Website and app data records:
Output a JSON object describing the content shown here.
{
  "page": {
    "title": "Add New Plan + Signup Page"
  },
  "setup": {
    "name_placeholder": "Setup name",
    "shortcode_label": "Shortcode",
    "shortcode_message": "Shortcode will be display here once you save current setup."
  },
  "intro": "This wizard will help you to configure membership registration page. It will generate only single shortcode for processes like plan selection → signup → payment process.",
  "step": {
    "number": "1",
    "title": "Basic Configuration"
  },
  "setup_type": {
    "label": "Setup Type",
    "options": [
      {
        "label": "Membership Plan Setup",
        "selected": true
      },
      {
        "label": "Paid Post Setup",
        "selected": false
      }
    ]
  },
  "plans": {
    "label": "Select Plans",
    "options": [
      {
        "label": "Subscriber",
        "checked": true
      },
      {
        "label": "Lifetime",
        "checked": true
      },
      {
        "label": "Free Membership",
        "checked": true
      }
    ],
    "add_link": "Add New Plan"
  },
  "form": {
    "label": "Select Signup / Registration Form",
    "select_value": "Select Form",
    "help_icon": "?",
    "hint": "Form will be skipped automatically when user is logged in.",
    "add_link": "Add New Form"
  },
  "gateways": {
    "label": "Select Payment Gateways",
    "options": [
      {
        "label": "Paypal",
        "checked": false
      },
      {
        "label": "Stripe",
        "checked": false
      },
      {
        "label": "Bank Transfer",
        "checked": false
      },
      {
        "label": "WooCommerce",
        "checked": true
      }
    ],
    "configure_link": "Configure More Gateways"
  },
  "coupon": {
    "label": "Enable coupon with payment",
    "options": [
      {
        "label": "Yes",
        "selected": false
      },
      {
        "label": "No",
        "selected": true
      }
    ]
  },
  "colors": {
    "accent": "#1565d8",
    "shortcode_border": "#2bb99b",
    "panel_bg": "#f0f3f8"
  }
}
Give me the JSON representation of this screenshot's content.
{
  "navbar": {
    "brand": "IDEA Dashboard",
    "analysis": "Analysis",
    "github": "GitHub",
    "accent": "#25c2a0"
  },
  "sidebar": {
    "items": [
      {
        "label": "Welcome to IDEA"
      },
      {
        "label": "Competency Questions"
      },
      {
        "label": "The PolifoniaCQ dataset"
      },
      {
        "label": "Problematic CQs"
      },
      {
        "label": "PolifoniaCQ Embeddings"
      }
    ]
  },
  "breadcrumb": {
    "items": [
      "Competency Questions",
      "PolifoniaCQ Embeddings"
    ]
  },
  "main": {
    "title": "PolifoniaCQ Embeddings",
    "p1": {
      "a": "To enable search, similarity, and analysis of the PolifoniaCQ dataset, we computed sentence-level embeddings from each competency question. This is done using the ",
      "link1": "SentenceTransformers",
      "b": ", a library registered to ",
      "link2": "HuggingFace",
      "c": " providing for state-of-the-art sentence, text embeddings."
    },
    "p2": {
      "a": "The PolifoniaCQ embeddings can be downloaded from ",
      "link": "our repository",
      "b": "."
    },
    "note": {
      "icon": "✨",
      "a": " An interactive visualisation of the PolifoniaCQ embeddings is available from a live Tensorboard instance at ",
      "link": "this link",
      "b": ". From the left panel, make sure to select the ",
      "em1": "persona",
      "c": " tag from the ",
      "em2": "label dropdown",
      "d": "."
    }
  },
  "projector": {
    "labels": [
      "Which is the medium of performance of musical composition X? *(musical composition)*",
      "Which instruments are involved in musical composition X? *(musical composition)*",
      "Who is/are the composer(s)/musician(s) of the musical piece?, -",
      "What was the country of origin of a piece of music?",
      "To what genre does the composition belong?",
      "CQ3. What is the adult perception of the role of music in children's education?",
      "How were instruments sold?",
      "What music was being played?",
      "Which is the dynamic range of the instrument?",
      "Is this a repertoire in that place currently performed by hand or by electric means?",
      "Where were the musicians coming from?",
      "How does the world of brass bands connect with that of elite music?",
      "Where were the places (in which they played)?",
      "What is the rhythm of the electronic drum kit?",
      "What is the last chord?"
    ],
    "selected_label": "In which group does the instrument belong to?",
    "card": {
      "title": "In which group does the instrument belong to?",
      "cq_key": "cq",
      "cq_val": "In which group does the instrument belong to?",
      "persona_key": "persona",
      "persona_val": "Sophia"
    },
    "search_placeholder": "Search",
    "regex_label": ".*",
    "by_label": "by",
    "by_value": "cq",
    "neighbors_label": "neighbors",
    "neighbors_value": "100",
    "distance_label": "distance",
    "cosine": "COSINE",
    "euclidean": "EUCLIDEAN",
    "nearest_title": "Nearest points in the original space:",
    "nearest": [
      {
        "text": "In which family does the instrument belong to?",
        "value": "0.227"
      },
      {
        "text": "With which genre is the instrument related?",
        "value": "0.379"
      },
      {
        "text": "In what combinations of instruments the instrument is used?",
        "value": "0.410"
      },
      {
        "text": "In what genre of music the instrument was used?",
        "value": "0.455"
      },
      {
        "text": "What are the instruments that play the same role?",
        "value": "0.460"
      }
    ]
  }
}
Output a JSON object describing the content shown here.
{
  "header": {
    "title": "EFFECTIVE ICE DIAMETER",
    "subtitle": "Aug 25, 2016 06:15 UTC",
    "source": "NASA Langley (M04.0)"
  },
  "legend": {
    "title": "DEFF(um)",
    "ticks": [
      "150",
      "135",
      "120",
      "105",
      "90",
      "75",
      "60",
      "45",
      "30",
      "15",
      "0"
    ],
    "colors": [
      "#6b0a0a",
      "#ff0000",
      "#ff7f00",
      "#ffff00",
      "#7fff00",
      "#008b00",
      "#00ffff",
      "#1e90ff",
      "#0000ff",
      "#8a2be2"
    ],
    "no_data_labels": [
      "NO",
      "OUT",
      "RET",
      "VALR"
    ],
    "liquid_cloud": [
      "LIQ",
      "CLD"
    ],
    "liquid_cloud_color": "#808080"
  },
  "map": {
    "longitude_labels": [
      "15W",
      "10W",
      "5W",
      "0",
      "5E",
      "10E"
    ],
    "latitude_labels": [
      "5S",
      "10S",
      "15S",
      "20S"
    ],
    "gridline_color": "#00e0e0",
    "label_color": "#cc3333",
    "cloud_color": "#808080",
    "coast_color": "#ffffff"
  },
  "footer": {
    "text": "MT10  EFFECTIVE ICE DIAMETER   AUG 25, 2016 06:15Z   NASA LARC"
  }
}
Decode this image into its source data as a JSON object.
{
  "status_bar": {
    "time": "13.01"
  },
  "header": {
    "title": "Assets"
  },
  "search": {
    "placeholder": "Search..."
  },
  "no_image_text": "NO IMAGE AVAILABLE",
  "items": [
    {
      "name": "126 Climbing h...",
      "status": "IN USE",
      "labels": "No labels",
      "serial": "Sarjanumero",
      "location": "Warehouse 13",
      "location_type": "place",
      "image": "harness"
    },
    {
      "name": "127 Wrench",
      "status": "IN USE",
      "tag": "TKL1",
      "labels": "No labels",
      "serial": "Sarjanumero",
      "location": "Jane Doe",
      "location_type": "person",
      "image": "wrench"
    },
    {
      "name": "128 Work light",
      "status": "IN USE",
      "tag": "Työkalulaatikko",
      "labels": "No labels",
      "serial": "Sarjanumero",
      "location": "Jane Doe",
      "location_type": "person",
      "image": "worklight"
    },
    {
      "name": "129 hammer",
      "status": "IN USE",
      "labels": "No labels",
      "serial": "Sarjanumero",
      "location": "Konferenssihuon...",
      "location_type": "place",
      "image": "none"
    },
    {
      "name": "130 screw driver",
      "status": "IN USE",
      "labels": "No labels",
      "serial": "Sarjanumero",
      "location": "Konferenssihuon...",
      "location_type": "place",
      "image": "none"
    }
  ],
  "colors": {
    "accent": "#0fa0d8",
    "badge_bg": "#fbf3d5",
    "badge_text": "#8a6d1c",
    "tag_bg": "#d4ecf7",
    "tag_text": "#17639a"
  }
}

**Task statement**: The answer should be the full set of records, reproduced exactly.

**Exercise output**:
Output a JSON object describing the content shown here.
{
  "page": {
    "title": "Add New Plan + Signup Page"
  },
  "setup": {
    "name_placeholder": "Setup name",
    "shortcode_label": "Shortcode",
    "shortcode_message": "Shortcode will be display here once you save current setup."
  },
  "intro": "This wizard will help you to configure membership registration page. It will generate only single shortcode for processes like plan selection → signup → payment process.",
  "step": {
    "number": "1",
    "title": "Basic Configuration"
  },
  "setup_type": {
    "label": "Setup Type",
    "options": [
      {
        "label": "Membership Plan Setup",
        "selected": true
      },
      {
        "label": "Paid Post Setup",
        "selected": false
      }
    ]
  },
  "plans": {
    "label": "Select Plans",
    "options": [
      {
        "label": "Subscriber",
        "checked": true
      },
      {
        "label": "Lifetime",
        "checked": true
      },
      {
        "label": "Free Membership",
        "checked": true
      }
    ],
    "add_link": "Add New Plan"
  },
  "form": {
    "label": "Select Signup / Registration Form",
    "select_value": "Select Form",
    "help_icon": "?",
    "hint": "Form will be skipped automatically when user is logged in.",
    "add_link": "Add New Form"
  },
  "gateways": {
    "label": "Select Payment Gateways",
    "options": [
      {
        "label": "Paypal",
        "checked": false
      },
      {
        "label": "Stripe",
        "checked": false
      },
      {
        "label": "Bank Transfer",
        "checked": false
      },
      {
        "label": "WooCommerce",
        "checked": true
      }
    ],
    "configure_link": "Configure More Gateways"
  },
  "coupon": {
    "label": "Enable coupon with payment",
    "options": [
      {
        "label": "Yes",
        "selected": false
      },
      {
        "label": "No",
        "selected": true
      }
    ]
  },
  "colors": {
    "accent": "#1565d8",
    "shortcode_border": "#2bb99b",
    "panel_bg": "#f0f3f8"
  }
}
Give me the JSON representation of this screenshot's content.
{
  "navbar": {
    "brand": "IDEA Dashboard",
    "analysis": "Analysis",
    "github": "GitHub",
    "accent": "#25c2a0"
  },
  "sidebar": {
    "items": [
      {
        "label": "Welcome to IDEA"
      },
      {
        "label": "Competency Questions"
      },
      {
        "label": "The PolifoniaCQ dataset"
      },
      {
        "label": "Problematic CQs"
      },
      {
        "label": "PolifoniaCQ Embeddings"
      }
    ]
  },
  "breadcrumb": {
    "items": [
      "Competency Questions",
      "PolifoniaCQ Embeddings"
    ]
  },
  "main": {
    "title": "PolifoniaCQ Embeddings",
    "p1": {
      "a": "To enable search, similarity, and analysis of the PolifoniaCQ dataset, we computed sentence-level embeddings from each competency question. This is done using the ",
      "link1": "SentenceTransformers",
      "b": ", a library registered to ",
      "link2": "HuggingFace",
      "c": " providing for state-of-the-art sentence, text embeddings."
    },
    "p2": {
      "a": "The PolifoniaCQ embeddings can be downloaded from ",
      "link": "our repository",
      "b": "."
    },
    "note": {
      "icon": "✨",
      "a": " An interactive visualisation of the PolifoniaCQ embeddings is available from a live Tensorboard instance at ",
      "link": "this link",
      "b": ". From the left panel, make sure to select the ",
      "em1": "persona",
      "c": " tag from the ",
      "em2": "label dropdown",
      "d": "."
    }
  },
  "projector": {
    "labels": [
      "Which is the medium of performance of musical composition X? *(musical composition)*",
      "Which instruments are involved in musical composition X? *(musical composition)*",
      "Who is/are the composer(s)/musician(s) of the musical piece?, -",
      "What was the country of origin of a piece of music?",
      "To what genre does the composition belong?",
      "CQ3. What is the adult perception of the role of music in children's education?",
      "How were instruments sold?",
      "What music was being played?",
      "Which is the dynamic range of the instrument?",
      "Is this a repertoire in that place currently performed by hand or by electric means?",
      "Where were the musicians coming from?",
      "How does the world of brass bands connect with that of elite music?",
      "Where were the places (in which they played)?",
      "What is the rhythm of the electronic drum kit?",
      "What is the last chord?"
    ],
    "selected_label": "In which group does the instrument belong to?",
    "card": {
      "title": "In which group does the instrument belong to?",
      "cq_key": "cq",
      "cq_val": "In which group does the instrument belong to?",
      "persona_key": "persona",
      "persona_val": "Sophia"
    },
    "search_placeholder": "Search",
    "regex_label": ".*",
    "by_label": "by",
    "by_value": "cq",
    "neighbors_label": "neighbors",
    "neighbors_value": "100",
    "distance_label": "distance",
    "cosine": "COSINE",
    "euclidean": "EUCLIDEAN",
    "nearest_title": "Nearest points in the original space:",
    "nearest": [
      {
        "text": "In which family does the instrument belong to?",
        "value": "0.227"
      },
      {
        "text": "With which genre is the instrument related?",
        "value": "0.379"
      },
      {
        "text": "In what combinations of instruments the instrument is used?",
        "value": "0.410"
      },
      {
        "text": "In what genre of music the instrument was used?",
        "value": "0.455"
      },
      {
        "text": "What are the instruments that play the same role?",
        "value": "0.460"
      }
    ]
  }
}
Output a JSON object describing the content shown here.
{
  "header": {
    "title": "EFFECTIVE ICE DIAMETER",
    "subtitle": "Aug 25, 2016 06:15 UTC",
    "source": "NASA Langley (M04.0)"
  },
  "legend": {
    "title": "DEFF(um)",
    "ticks": [
      "150",
      "135",
      "120",
      "105",
      "90",
      "75",
      "60",
      "45",
      "30",
      "15",
      "0"
    ],
    "colors": [
      "#6b0a0a",
      "#ff0000",
      "#ff7f00",
      "#ffff00",
      "#7fff00",
      "#008b00",
      "#00ffff",
      "#1e90ff",
      "#0000ff",
      "#8a2be2"
    ],
    "no_data_labels": [
      "NO",
      "OUT",
      "RET",
      "VALR"
    ],
    "liquid_cloud": [
      "LIQ",
      "CLD"
    ],
    "liquid_cloud_color": "#808080"
  },
  "map": {
    "longitude_labels": [
      "15W",
      "10W",
      "5W",
      "0",
      "5E",
      "10E"
    ],
    "latitude_labels": [
      "5S",
      "10S",
      "15S",
      "20S"
    ],
    "gridline_color": "#00e0e0",
    "label_color": "#cc3333",
    "cloud_color": "#808080",
    "coast_color": "#ffffff"
  },
  "footer": {
    "text": "MT10  EFFECTIVE ICE DIAMETER   AUG 25, 2016 06:15Z   NASA LARC"
  }
}
Decode this image into its source data as a JSON object.
{
  "status_bar": {
    "time": "13.01"
  },
  "header": {
    "title": "Assets"
  },
  "search": {
    "placeholder": "Search..."
  },
  "no_image_text": "NO IMAGE AVAILABLE",
  "items": [
    {
      "name": "126 Climbing h...",
      "status": "IN USE",
      "labels": "No labels",
      "serial": "Sarjanumero",
      "location": "Warehouse 13",
      "location_type": "place",
      "image": "harness"
    },
    {
      "name": "127 Wrench",
      "status": "IN USE",
      "tag": "TKL1",
      "labels": "No labels",
      "serial": "Sarjanumero",
      "location": "Jane Doe",
      "location_type": "person",
      "image": "wrench"
    },
    {
      "name": "128 Work light",
      "status": "IN USE",
      "tag": "Työkalulaatikko",
      "labels": "No labels",
      "serial": "Sarjanumero",
      "location": "Jane Doe",
      "location_type": "person",
      "image": "worklight"
    },
    {
      "name": "129 hammer",
      "status": "IN USE",
      "labels": "No labels",
      "serial": "Sarjanumero",
      "location": "Konferenssihuon...",
      "location_type": "place",
      "image": "none"
    },
    {
      "name": "130 screw driver",
      "status": "IN USE",
      "labels": "No labels",
      "serial": "Sarjanumero",
      "location": "Konferenssihuon...",
      "location_type": "place",
      "image": "none"
    }
  ],
  "colors": {
    "accent": "#0fa0d8",
    "badge_bg": "#fbf3d5",
    "badge_text": "#8a6d1c",
    "tag_bg": "#d4ecf7",
    "tag_text": "#17639a"
  }
}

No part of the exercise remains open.